for some reason this method only works on relation objects, not directly on an AR class.

# doesn't work
User.offset(3).limit(1)

# does work
User.limit(1).offset(3)

there’s an closed ticket for this here http://rails.lighthouseapp.com/projects/8994/tickets/5688-modeloffsetxlimitx-unknown-offset-method-exception and should be resolved in the next release of rails.

October 22, 2010
1 thank

still broken

add_index is a different method. I think this is just a bug and it’s broken.

October 21, 2010 - (v3.0.0)
0 thanks

Validate number

option like :greater_than still supported
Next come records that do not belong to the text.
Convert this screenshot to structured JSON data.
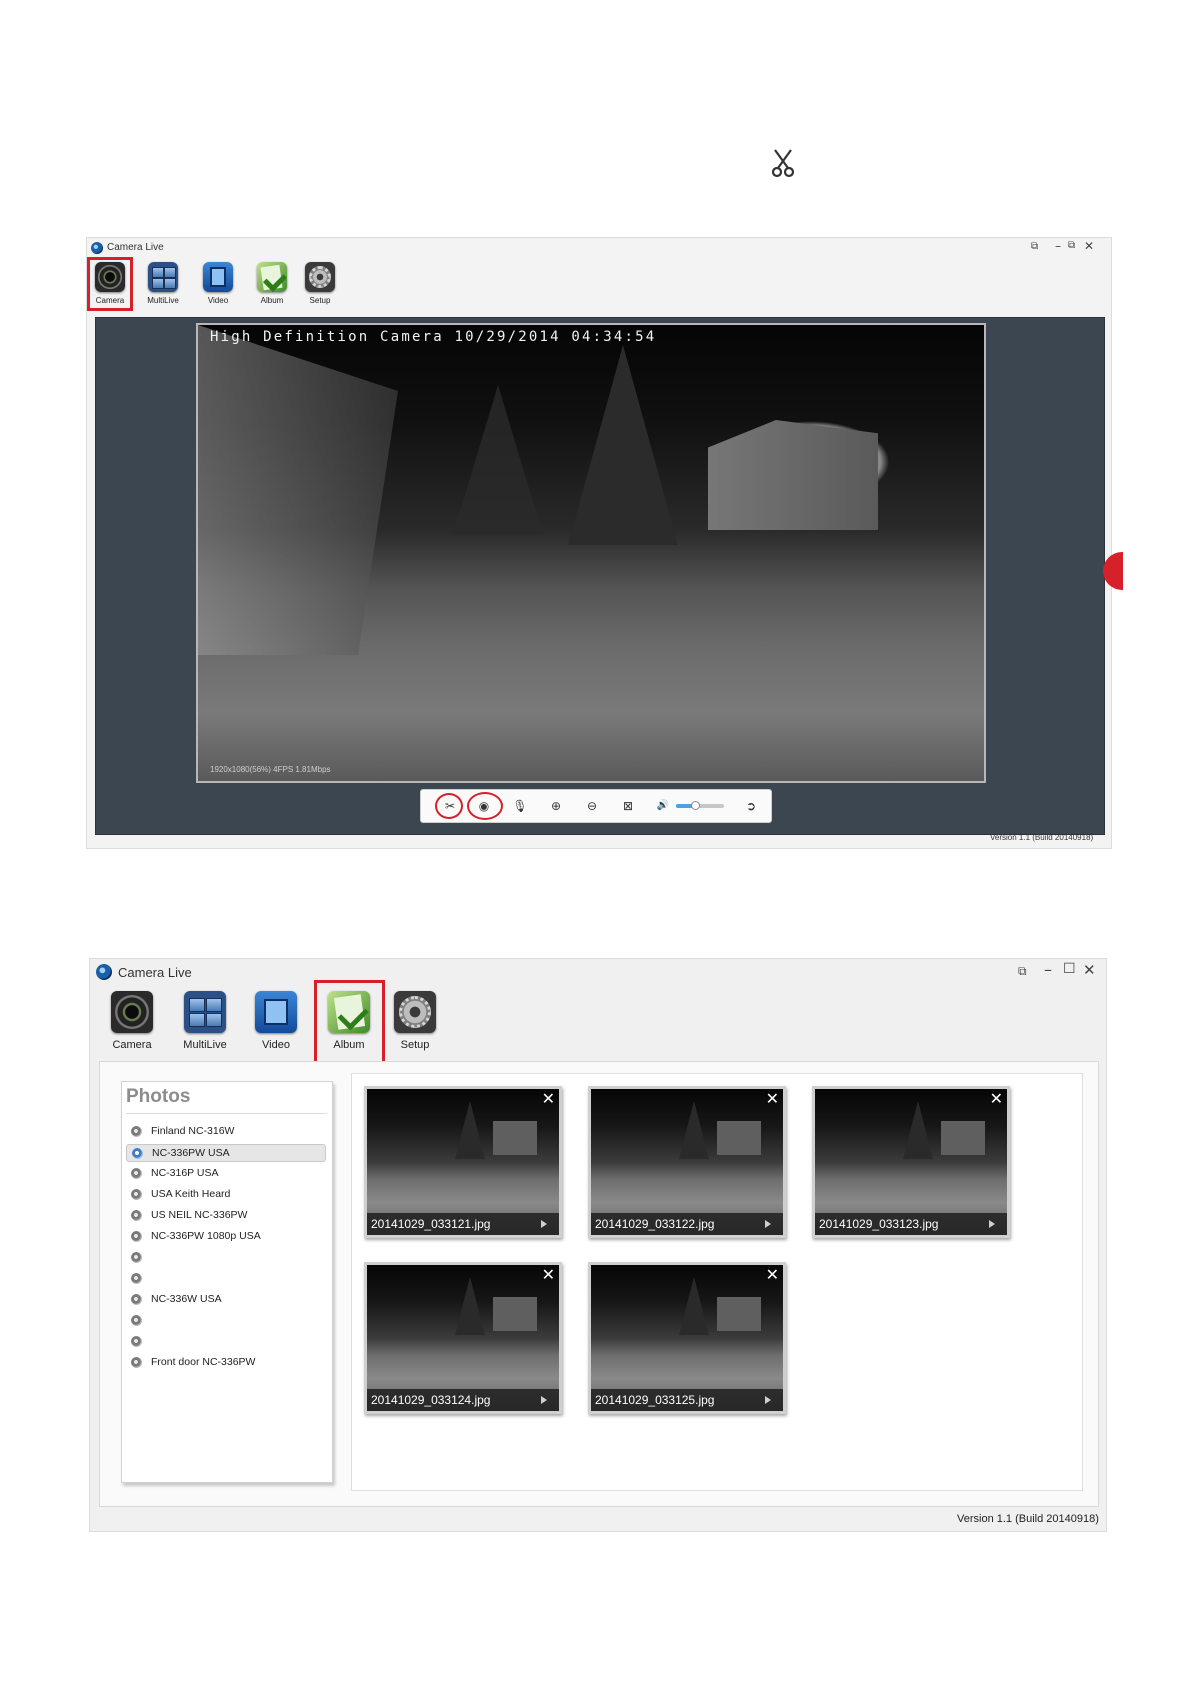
{
  "page": {
    "top_icon": "scissors-icon"
  },
  "camera_window": {
    "title": "Camera Live",
    "window_controls": [
      "restore-icon",
      "minimize-icon",
      "maximize-icon",
      "close-icon"
    ],
    "toolbar": [
      {
        "label": "Camera",
        "icon": "camera-icon",
        "highlighted": true
      },
      {
        "label": "MultiLive",
        "icon": "multilive-icon",
        "highlighted": false
      },
      {
        "label": "Video",
        "icon": "video-icon",
        "highlighted": false
      },
      {
        "label": "Album",
        "icon": "album-icon",
        "highlighted": false
      },
      {
        "label": "Setup",
        "icon": "setup-icon",
        "highlighted": false
      }
    ],
    "video": {
      "osd": "High Definition Camera 10/29/2014 04:34:54",
      "stats": "1920x1080(56%)  4FPS 1.81Mbps"
    },
    "controls": [
      {
        "icon": "scissors-icon",
        "circled": true
      },
      {
        "icon": "record-icon",
        "circled": true
      },
      {
        "icon": "microphone-icon",
        "circled": false
      },
      {
        "icon": "zoom-in-icon",
        "circled": false
      },
      {
        "icon": "zoom-out-icon",
        "circled": false
      },
      {
        "icon": "fullscreen-icon",
        "circled": false
      },
      {
        "icon": "speaker-icon",
        "circled": false
      },
      {
        "icon": "ptz-icon",
        "circled": false
      }
    ],
    "volume_level": 0.4,
    "version": "Version 1.1 (Build 20140918)"
  },
  "album_window": {
    "title": "Camera Live",
    "window_controls": [
      "restore-icon",
      "minimize-icon",
      "maximize-icon",
      "close-icon"
    ],
    "toolbar": [
      {
        "label": "Camera",
        "icon": "camera-icon",
        "highlighted": false
      },
      {
        "label": "MultiLive",
        "icon": "multilive-icon",
        "highlighted": false
      },
      {
        "label": "Video",
        "icon": "video-icon",
        "highlighted": false
      },
      {
        "label": "Album",
        "icon": "album-icon",
        "highlighted": true
      },
      {
        "label": "Setup",
        "icon": "setup-icon",
        "highlighted": false
      }
    ],
    "photos_title": "Photos",
    "devices": [
      {
        "name": "Finland NC-316W",
        "selected": false
      },
      {
        "name": "NC-336PW USA",
        "selected": true
      },
      {
        "name": "NC-316P USA",
        "selected": false
      },
      {
        "name": "USA Keith Heard",
        "selected": false
      },
      {
        "name": "US NEIL NC-336PW",
        "selected": false
      },
      {
        "name": "NC-336PW 1080p USA",
        "selected": false
      },
      {
        "name": "",
        "selected": false
      },
      {
        "name": "",
        "selected": false
      },
      {
        "name": "NC-336W USA",
        "selected": false
      },
      {
        "name": "",
        "selected": false
      },
      {
        "name": "",
        "selected": false
      },
      {
        "name": "Front door NC-336PW",
        "selected": false
      }
    ],
    "thumbnails": [
      {
        "filename": "20141029_033121.jpg"
      },
      {
        "filename": "20141029_033122.jpg"
      },
      {
        "filename": "20141029_033123.jpg"
      },
      {
        "filename": "20141029_033124.jpg"
      },
      {
        "filename": "20141029_033125.jpg"
      }
    ],
    "version": "Version 1.1 (Build 20140918)"
  }
}
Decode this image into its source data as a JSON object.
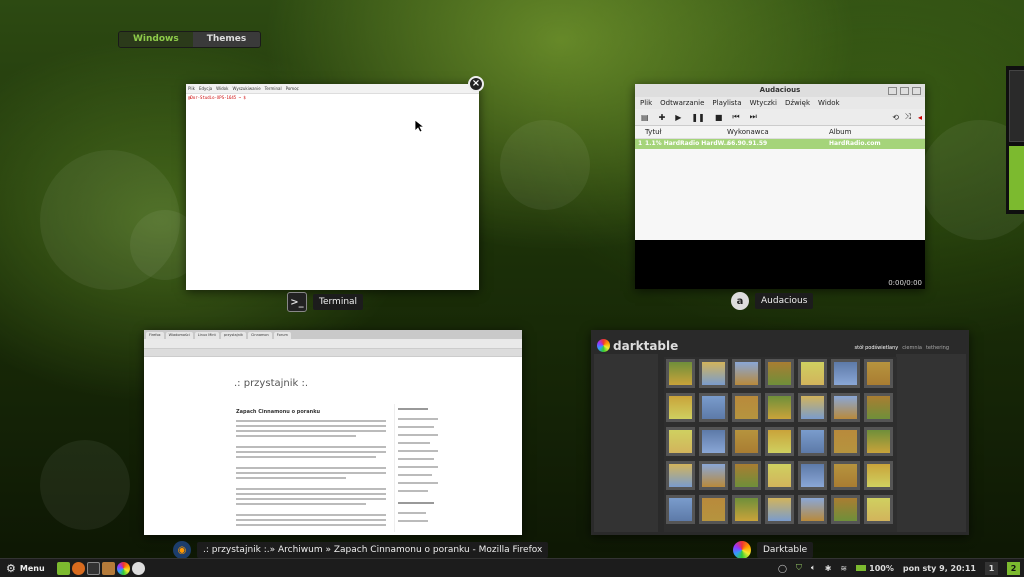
{
  "switcher": {
    "windows": "Windows",
    "themes": "Themes"
  },
  "windows": {
    "terminal": {
      "caption": "Terminal",
      "menu": [
        "Plik",
        "Edycja",
        "Widok",
        "Wyszukiwanie",
        "Terminal",
        "Pomoc"
      ],
      "prompt": "@Dor-Studio-XPS-1645 ~ $"
    },
    "audacious": {
      "caption": "Audacious",
      "title": "Audacious",
      "menu": [
        "Plik",
        "Odtwarzanie",
        "Playlista",
        "Wtyczki",
        "Dźwięk",
        "Widok"
      ],
      "columns": [
        "Tytuł",
        "Wykonawca",
        "Album"
      ],
      "row": {
        "num": "1",
        "title": "1.1% HardRadio HardW...",
        "artist": "66.90.91.59",
        "album": "HardRadio.com"
      },
      "time": "0:00/0:00"
    },
    "firefox": {
      "caption": ".: przystajnik :.» Archiwum » Zapach Cinnamonu o poranku - Mozilla Firefox",
      "site_title": ".: przystajnik :.",
      "post_title": "Zapach Cinnamonu o poranku"
    },
    "darktable": {
      "caption": "Darktable",
      "logo": "darktable",
      "views": [
        "stół podświetlany",
        "ciemnia",
        "tethering"
      ]
    }
  },
  "panel": {
    "menu_label": "Menu",
    "battery": "100%",
    "clock": "pon sty  9, 20:11",
    "workspaces": [
      "1",
      "2"
    ],
    "colors": {
      "accent": "#8ecb4b",
      "panel": "#1c1c1c"
    }
  }
}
use like this

Code example

validates :position, :presence => true, :numericality => {:greater_than => 0}

October 20, 2010
6 thanks

use raw() instead

Don’t use this method unless you’re sure your string isn’t nil. Instead use the raw() method, which wont raise an exception on nil.

October 19, 2010
1 thank

Looking for the docs?

Check the ClassMethods – the docs on filters are there.

October 16, 2010 - (>= v3.0.0)
10 thanks

needs to be paired with respond_to

Needs to be paired with respond_to at the top of your class.

class MyController < ApplicationController
  respond_to :js, :html
October 13, 2010
11 thanks

Sending array parameters

Another technique to use when you need to send an array parameter is pass in the :multiple option.

check_box("puppy", "commands", {:multiple => true}, "sit", nil)
check_box("puppy", "commands", {:multiple => true}, "fetch", nil)
check_box("puppy", "commands", {:multiple => true}, "roll_over", nil)

If all checkboxes are checked, the paramters will be:

"puppy" => {"commands" => ["sit", "fetch", "roll_over"]}

NOTE: because of the gotcha, the hidden fields will be inserted and any unchecked boxes will be sent as “” (empty string). You will need to filter those values out in your model:

class Dog < ActiveRecord::Base
  def commands=(commands)
    commands.reject(&:blank?)
  end
end
October 13, 2010 - (v2.1.0 - v3.0.0)
1 thank
October 11, 2010 - (>= v3.0.0)
0 thanks